Every (smooth, projective, geometrically integral) hyperelliptic curve $X$ over $\Q$ of genus $g$ can be defined by an integral Weierstrass equation $$y^2+h(x)y=f(x),$$ where $h(x)$ and $f(x)$ are integral polynomials of degree at most $g+1$ and $2g+2$, respectively. Each such equation has a discriminant $\Delta$. A minimal equation is one for which $|\Delta|$ is minimal among all integral Weierstrass equations for the same curve. Over $\Q$, every hyperelliptic curve has a minimal equation.
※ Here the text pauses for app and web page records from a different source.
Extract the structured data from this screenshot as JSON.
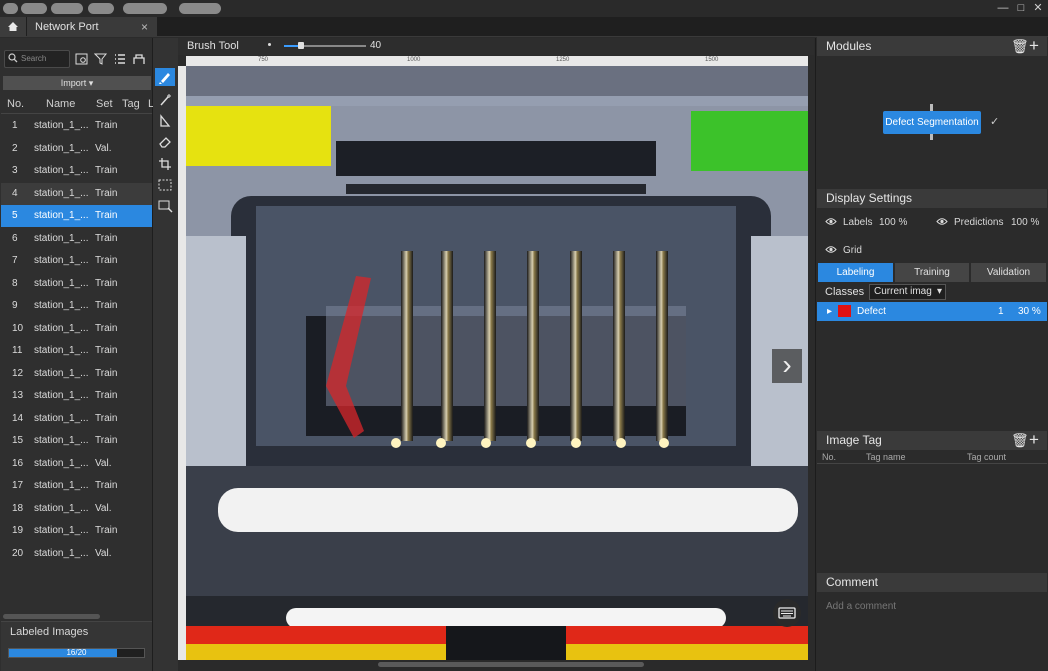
{
  "tab": {
    "title": "Network Port",
    "close": "×"
  },
  "window_controls": {
    "minimize": "—",
    "maximize": "□",
    "close": "✕"
  },
  "sidebar": {
    "search_placeholder": "Search",
    "import_label": "Import",
    "columns": [
      "No.",
      "Name",
      "Set",
      "Tag",
      "L"
    ],
    "rows": [
      {
        "no": "1",
        "name": "station_1_...",
        "set": "Train"
      },
      {
        "no": "2",
        "name": "station_1_...",
        "set": "Val."
      },
      {
        "no": "3",
        "name": "station_1_...",
        "set": "Train"
      },
      {
        "no": "4",
        "name": "station_1_...",
        "set": "Train"
      },
      {
        "no": "5",
        "name": "station_1_...",
        "set": "Train"
      },
      {
        "no": "6",
        "name": "station_1_...",
        "set": "Train"
      },
      {
        "no": "7",
        "name": "station_1_...",
        "set": "Train"
      },
      {
        "no": "8",
        "name": "station_1_...",
        "set": "Train"
      },
      {
        "no": "9",
        "name": "station_1_...",
        "set": "Train"
      },
      {
        "no": "10",
        "name": "station_1_...",
        "set": "Train"
      },
      {
        "no": "11",
        "name": "station_1_...",
        "set": "Train"
      },
      {
        "no": "12",
        "name": "station_1_...",
        "set": "Train"
      },
      {
        "no": "13",
        "name": "station_1_...",
        "set": "Train"
      },
      {
        "no": "14",
        "name": "station_1_...",
        "set": "Train"
      },
      {
        "no": "15",
        "name": "station_1_...",
        "set": "Train"
      },
      {
        "no": "16",
        "name": "station_1_...",
        "set": "Val."
      },
      {
        "no": "17",
        "name": "station_1_...",
        "set": "Train"
      },
      {
        "no": "18",
        "name": "station_1_...",
        "set": "Val."
      },
      {
        "no": "19",
        "name": "station_1_...",
        "set": "Train"
      },
      {
        "no": "20",
        "name": "station_1_...",
        "set": "Val."
      }
    ],
    "selected_row": "5",
    "labeled_title": "Labeled Images",
    "labeled_progress": "16/20",
    "labeled_fraction": 0.8
  },
  "toolbar": {
    "tool_name": "Brush Tool",
    "brush_size": "40",
    "brush_fraction": 0.17
  },
  "ruler": {
    "ticks": [
      "750",
      "1000",
      "1250",
      "1500"
    ]
  },
  "right": {
    "modules_title": "Modules",
    "module_node": "Defect Segmentation",
    "module_status": "✓",
    "display_title": "Display Settings",
    "labels_label": "Labels",
    "labels_value": "100 %",
    "predictions_label": "Predictions",
    "predictions_value": "100 %",
    "grid_label": "Grid",
    "tabs": [
      "Labeling",
      "Training",
      "Validation"
    ],
    "classes_label": "Classes",
    "classes_select": "Current imag",
    "class_row": {
      "name": "Defect",
      "count": "1",
      "percent": "30 %",
      "color": "#e01010"
    },
    "image_tag_title": "Image Tag",
    "image_tag_columns": [
      "No.",
      "Tag name",
      "Tag count"
    ],
    "comment_title": "Comment",
    "comment_placeholder": "Add a comment"
  },
  "colors": {
    "accent": "#2b88e0",
    "panel": "#2b2b2b",
    "defect": "#e01010"
  }
}
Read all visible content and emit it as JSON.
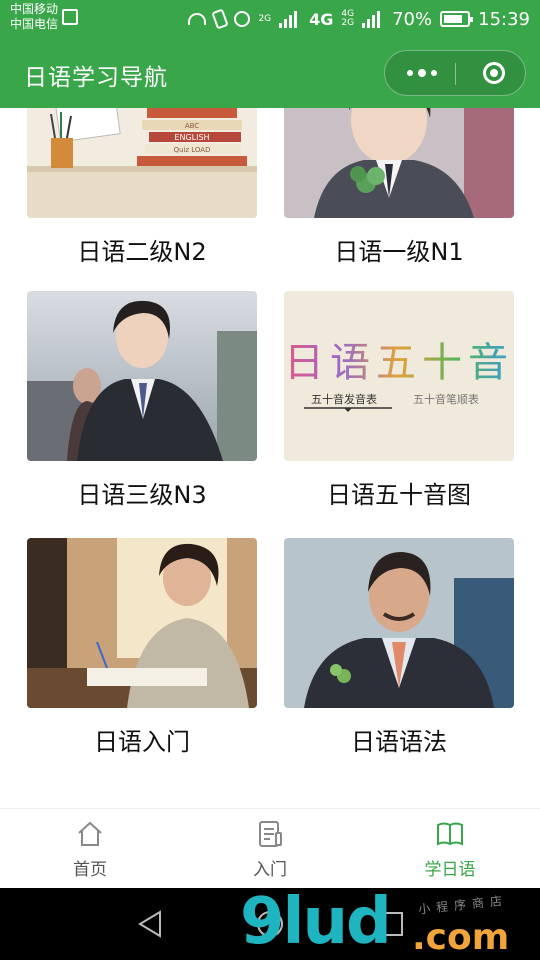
{
  "status_bar": {
    "carrier_1": "中国移动",
    "carrier_2": "中国电信",
    "net_small_top": "2G",
    "net_4g": "4G",
    "net_small_a": "4G",
    "net_small_b": "2G",
    "battery": "70%",
    "time": "15:39"
  },
  "navbar": {
    "title": "日语学习导航"
  },
  "grid": {
    "items": [
      {
        "label": "日语二级N2"
      },
      {
        "label": "日语一级N1"
      },
      {
        "label": "日语三级N3"
      },
      {
        "label": "日语五十音图"
      },
      {
        "label": "日语入门"
      },
      {
        "label": "日语语法"
      }
    ],
    "books_text": [
      "ENGLISH",
      "ABC",
      "Quiz LOAD"
    ],
    "gojuon": {
      "title": "日语五十音",
      "link_1": "五十音发音表",
      "link_2": "五十音笔顺表"
    }
  },
  "tabbar": {
    "tabs": [
      {
        "label": "首页",
        "icon": "home-icon"
      },
      {
        "label": "入门",
        "icon": "document-icon"
      },
      {
        "label": "学日语",
        "icon": "book-icon",
        "active": true
      }
    ]
  },
  "watermark": {
    "main": "9lud",
    "domain": ".com",
    "small": "小程序商店"
  },
  "colors": {
    "brand": "#3aa64a",
    "tab_inactive": "#555555",
    "tab_active": "#3aa64a"
  }
}
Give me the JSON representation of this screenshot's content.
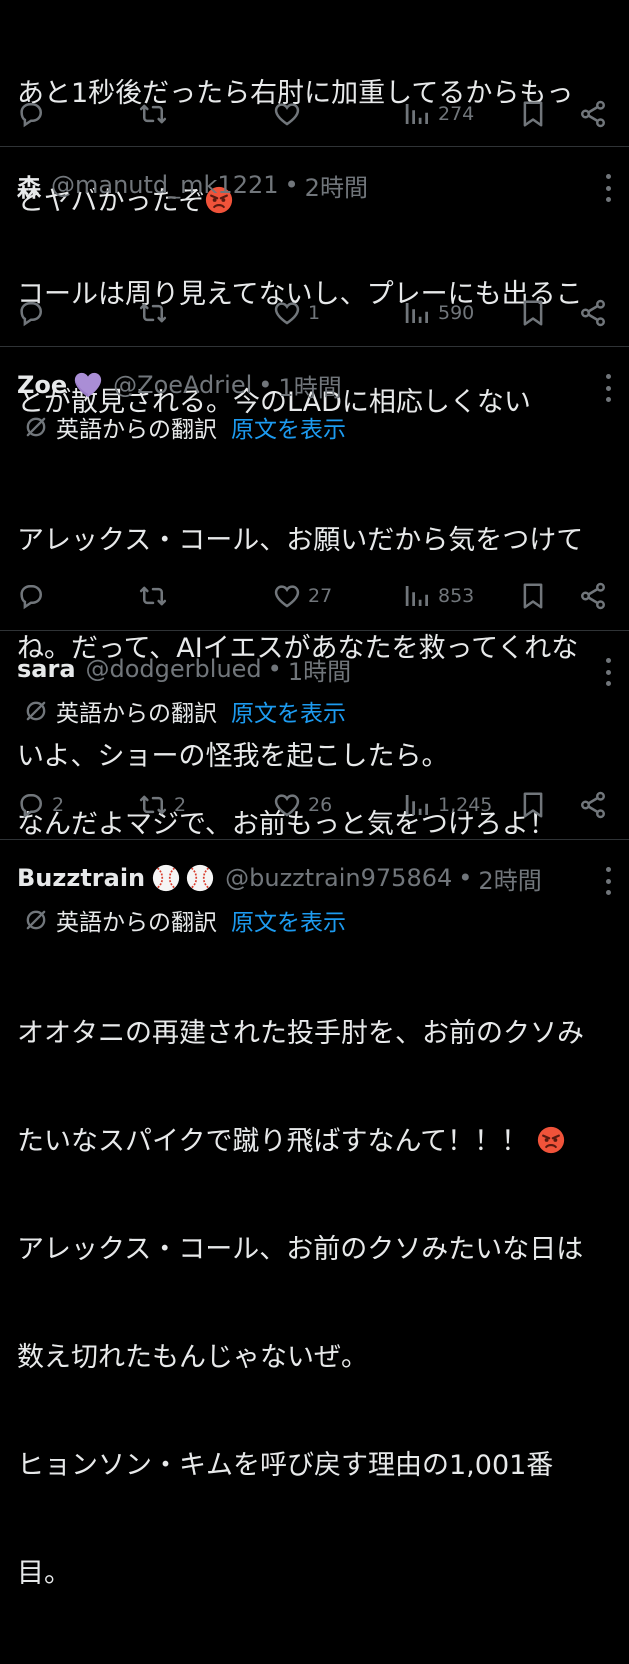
{
  "tweets": [
    {
      "text_lines": [
        "あと1秒後だったら右肘に加重してるからもっ",
        "とヤバかったぞ"
      ],
      "text_emoji": "angry-face",
      "reply_count": "",
      "retweet_count": "",
      "like_count": "",
      "view_count": "274"
    },
    {
      "name": "森",
      "handle": "@manutd_mk1221",
      "dot": "•",
      "time": "2時間",
      "text_lines": [
        "コールは周り見えてないし、プレーにも出るこ",
        "とが散見される。今のLADに相応しくない"
      ],
      "reply_count": "",
      "retweet_count": "",
      "like_count": "1",
      "view_count": "590"
    },
    {
      "name": "Zoe",
      "name_emoji": "purple-heart",
      "handle": "@ZoeAdriel",
      "dot": "•",
      "time": "1時間",
      "translated_label": "英語からの翻訳",
      "show_original": "原文を表示",
      "text_lines": [
        "アレックス・コール、お願いだから気をつけて",
        "ね。だって、AIイエスがあなたを救ってくれな",
        "いよ、ショーの怪我を起こしたら。"
      ],
      "reply_count": "",
      "retweet_count": "",
      "like_count": "27",
      "view_count": "853"
    },
    {
      "name": "sara",
      "handle": "@dodgerblued",
      "dot": "•",
      "time": "1時間",
      "translated_label": "英語からの翻訳",
      "show_original": "原文を表示",
      "text_lines": [
        "なんだよマジで、お前もっと気をつけろよ！"
      ],
      "reply_count": "2",
      "retweet_count": "2",
      "like_count": "26",
      "view_count": "1,245"
    },
    {
      "name": "Buzztrain",
      "name_emoji": "baseball-baseball",
      "handle": "@buzztrain975864",
      "dot": "•",
      "time": "2時間",
      "translated_label": "英語からの翻訳",
      "show_original": "原文を表示",
      "text_lines": [
        "オオタニの再建された投手肘を、お前のクソみ",
        "たいなスパイクで蹴り飛ばすなんて！！！",
        "アレックス・コール、お前のクソみたいな日は",
        "数え切れたもんじゃないぜ。",
        "ヒョンソン・キムを呼び戻す理由の1,001番",
        "目。"
      ],
      "line2_emoji": "angry-face"
    }
  ],
  "colors": {
    "background": "#000000",
    "text": "#e7e9ea",
    "muted": "#71767b",
    "link": "#1d9bf0",
    "divider": "#2f3336"
  }
}
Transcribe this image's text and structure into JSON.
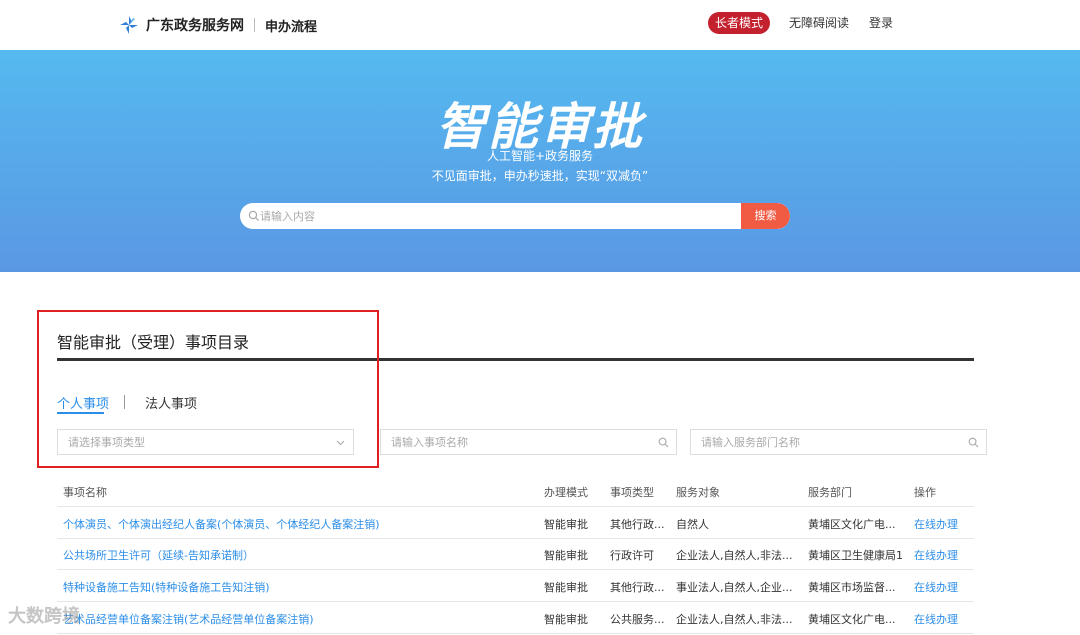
{
  "header": {
    "site_name": "广东政务服务网",
    "section_name": "申办流程",
    "elder_mode": "长者模式",
    "accessibility": "无障碍阅读",
    "login": "登录"
  },
  "banner": {
    "title": "智能审批",
    "subtitle1": "人工智能+政务服务",
    "subtitle2": "不见面审批，申办秒速批，实现“双减负”",
    "search_placeholder": "请输入内容",
    "search_button": "搜索"
  },
  "catalog": {
    "title": "智能审批（受理）事项目录",
    "tabs": [
      "个人事项",
      "法人事项"
    ],
    "active_tab": "个人事项",
    "filters": {
      "type_placeholder": "请选择事项类型",
      "name_placeholder": "请输入事项名称",
      "dept_placeholder": "请输入服务部门名称"
    },
    "columns": [
      "事项名称",
      "办理模式",
      "事项类型",
      "服务对象",
      "服务部门",
      "操作"
    ],
    "rows": [
      [
        "个体演员、个体演出经纪人备案(个体演员、个体经纪人备案注销)",
        "智能审批",
        "其他行政...",
        "自然人",
        "黄埔区文化广电...",
        "在线办理"
      ],
      [
        "公共场所卫生许可（延续-告知承诺制）",
        "智能审批",
        "行政许可",
        "企业法人,自然人,非法...",
        "黄埔区卫生健康局1",
        "在线办理"
      ],
      [
        "特种设备施工告知(特种设备施工告知注销)",
        "智能审批",
        "其他行政...",
        "事业法人,自然人,企业...",
        "黄埔区市场监督...",
        "在线办理"
      ],
      [
        "艺术品经营单位备案注销(艺术品经营单位备案注销)",
        "智能审批",
        "公共服务...",
        "企业法人,自然人,非法...",
        "黄埔区文化广电...",
        "在线办理"
      ]
    ]
  },
  "watermark": "大数跨境",
  "colors": {
    "accent": "#2c8ee8",
    "elder_button": "#c4212e",
    "search_button": "#f15a43",
    "highlight_border": "#e02020"
  }
}
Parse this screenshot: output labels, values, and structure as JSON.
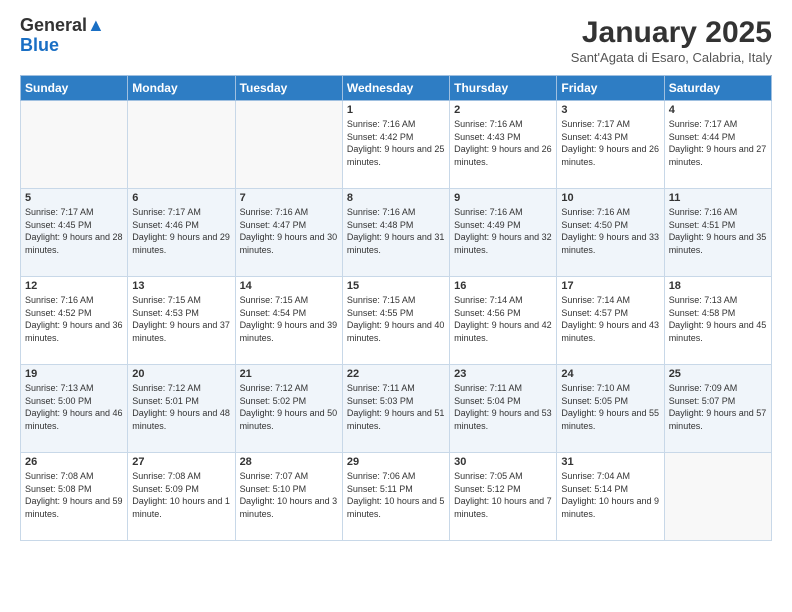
{
  "logo": {
    "line1": "General",
    "line2": "Blue"
  },
  "header": {
    "title": "January 2025",
    "subtitle": "Sant'Agata di Esaro, Calabria, Italy"
  },
  "days_of_week": [
    "Sunday",
    "Monday",
    "Tuesday",
    "Wednesday",
    "Thursday",
    "Friday",
    "Saturday"
  ],
  "weeks": [
    [
      {
        "day": "",
        "info": ""
      },
      {
        "day": "",
        "info": ""
      },
      {
        "day": "",
        "info": ""
      },
      {
        "day": "1",
        "info": "Sunrise: 7:16 AM\nSunset: 4:42 PM\nDaylight: 9 hours and 25 minutes."
      },
      {
        "day": "2",
        "info": "Sunrise: 7:16 AM\nSunset: 4:43 PM\nDaylight: 9 hours and 26 minutes."
      },
      {
        "day": "3",
        "info": "Sunrise: 7:17 AM\nSunset: 4:43 PM\nDaylight: 9 hours and 26 minutes."
      },
      {
        "day": "4",
        "info": "Sunrise: 7:17 AM\nSunset: 4:44 PM\nDaylight: 9 hours and 27 minutes."
      }
    ],
    [
      {
        "day": "5",
        "info": "Sunrise: 7:17 AM\nSunset: 4:45 PM\nDaylight: 9 hours and 28 minutes."
      },
      {
        "day": "6",
        "info": "Sunrise: 7:17 AM\nSunset: 4:46 PM\nDaylight: 9 hours and 29 minutes."
      },
      {
        "day": "7",
        "info": "Sunrise: 7:16 AM\nSunset: 4:47 PM\nDaylight: 9 hours and 30 minutes."
      },
      {
        "day": "8",
        "info": "Sunrise: 7:16 AM\nSunset: 4:48 PM\nDaylight: 9 hours and 31 minutes."
      },
      {
        "day": "9",
        "info": "Sunrise: 7:16 AM\nSunset: 4:49 PM\nDaylight: 9 hours and 32 minutes."
      },
      {
        "day": "10",
        "info": "Sunrise: 7:16 AM\nSunset: 4:50 PM\nDaylight: 9 hours and 33 minutes."
      },
      {
        "day": "11",
        "info": "Sunrise: 7:16 AM\nSunset: 4:51 PM\nDaylight: 9 hours and 35 minutes."
      }
    ],
    [
      {
        "day": "12",
        "info": "Sunrise: 7:16 AM\nSunset: 4:52 PM\nDaylight: 9 hours and 36 minutes."
      },
      {
        "day": "13",
        "info": "Sunrise: 7:15 AM\nSunset: 4:53 PM\nDaylight: 9 hours and 37 minutes."
      },
      {
        "day": "14",
        "info": "Sunrise: 7:15 AM\nSunset: 4:54 PM\nDaylight: 9 hours and 39 minutes."
      },
      {
        "day": "15",
        "info": "Sunrise: 7:15 AM\nSunset: 4:55 PM\nDaylight: 9 hours and 40 minutes."
      },
      {
        "day": "16",
        "info": "Sunrise: 7:14 AM\nSunset: 4:56 PM\nDaylight: 9 hours and 42 minutes."
      },
      {
        "day": "17",
        "info": "Sunrise: 7:14 AM\nSunset: 4:57 PM\nDaylight: 9 hours and 43 minutes."
      },
      {
        "day": "18",
        "info": "Sunrise: 7:13 AM\nSunset: 4:58 PM\nDaylight: 9 hours and 45 minutes."
      }
    ],
    [
      {
        "day": "19",
        "info": "Sunrise: 7:13 AM\nSunset: 5:00 PM\nDaylight: 9 hours and 46 minutes."
      },
      {
        "day": "20",
        "info": "Sunrise: 7:12 AM\nSunset: 5:01 PM\nDaylight: 9 hours and 48 minutes."
      },
      {
        "day": "21",
        "info": "Sunrise: 7:12 AM\nSunset: 5:02 PM\nDaylight: 9 hours and 50 minutes."
      },
      {
        "day": "22",
        "info": "Sunrise: 7:11 AM\nSunset: 5:03 PM\nDaylight: 9 hours and 51 minutes."
      },
      {
        "day": "23",
        "info": "Sunrise: 7:11 AM\nSunset: 5:04 PM\nDaylight: 9 hours and 53 minutes."
      },
      {
        "day": "24",
        "info": "Sunrise: 7:10 AM\nSunset: 5:05 PM\nDaylight: 9 hours and 55 minutes."
      },
      {
        "day": "25",
        "info": "Sunrise: 7:09 AM\nSunset: 5:07 PM\nDaylight: 9 hours and 57 minutes."
      }
    ],
    [
      {
        "day": "26",
        "info": "Sunrise: 7:08 AM\nSunset: 5:08 PM\nDaylight: 9 hours and 59 minutes."
      },
      {
        "day": "27",
        "info": "Sunrise: 7:08 AM\nSunset: 5:09 PM\nDaylight: 10 hours and 1 minute."
      },
      {
        "day": "28",
        "info": "Sunrise: 7:07 AM\nSunset: 5:10 PM\nDaylight: 10 hours and 3 minutes."
      },
      {
        "day": "29",
        "info": "Sunrise: 7:06 AM\nSunset: 5:11 PM\nDaylight: 10 hours and 5 minutes."
      },
      {
        "day": "30",
        "info": "Sunrise: 7:05 AM\nSunset: 5:12 PM\nDaylight: 10 hours and 7 minutes."
      },
      {
        "day": "31",
        "info": "Sunrise: 7:04 AM\nSunset: 5:14 PM\nDaylight: 10 hours and 9 minutes."
      },
      {
        "day": "",
        "info": ""
      }
    ]
  ]
}
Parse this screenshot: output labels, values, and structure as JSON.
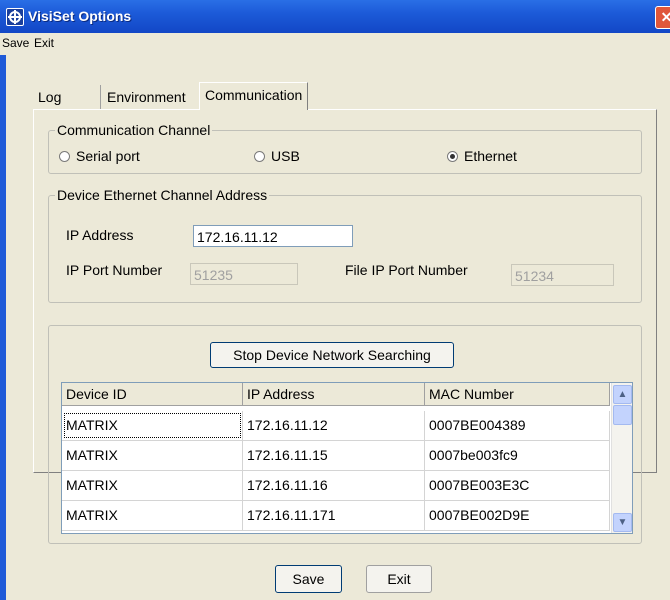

The prime divisors of $\Delta$ are the primes of bad reduction for $X$.
The equation $y^2+h(x)y=f(x)$ uniquely determines a homogeneous equation of weighted degree 6 in variables $x,y,z$, where $y$ has weight $g+1$, while $x$ and $z$ both have weight 1: one homogenizes $h(x)$ to obtain a homogeneous polynomial $h(x,z)$ of degree $g+1$ and homogenizes $f(x)$ to obtain a homogeneous polynomial $f(x,z)$ of degree $2g+2$. This yields a smooth projective model $y^2+h(x,z)y=f(x,z)$ for the curve $X$.
One can always transform the minimal equation into a simplified equation $y^2 = g(x) = 4f(x)+h(x)^2$, but this equation need not have minimal discriminant and may have bad reduction at primes that do not divide the minimal discriminant (it will always have bad reduction at the prime $2$).
- Review status: reviewed
- Last edited by John Cremona on 2020-01-08 04:15:55
- 2020-01-08 04:15:55 by John Cremona (Reviewed)
- 2020-01-06 14:48:59 by Andrew Sutherland
- 2020-01-06 14:48:47 by Andrew Sutherland
- 2018-05-24 16:32:36 by John Cremona (Reviewed)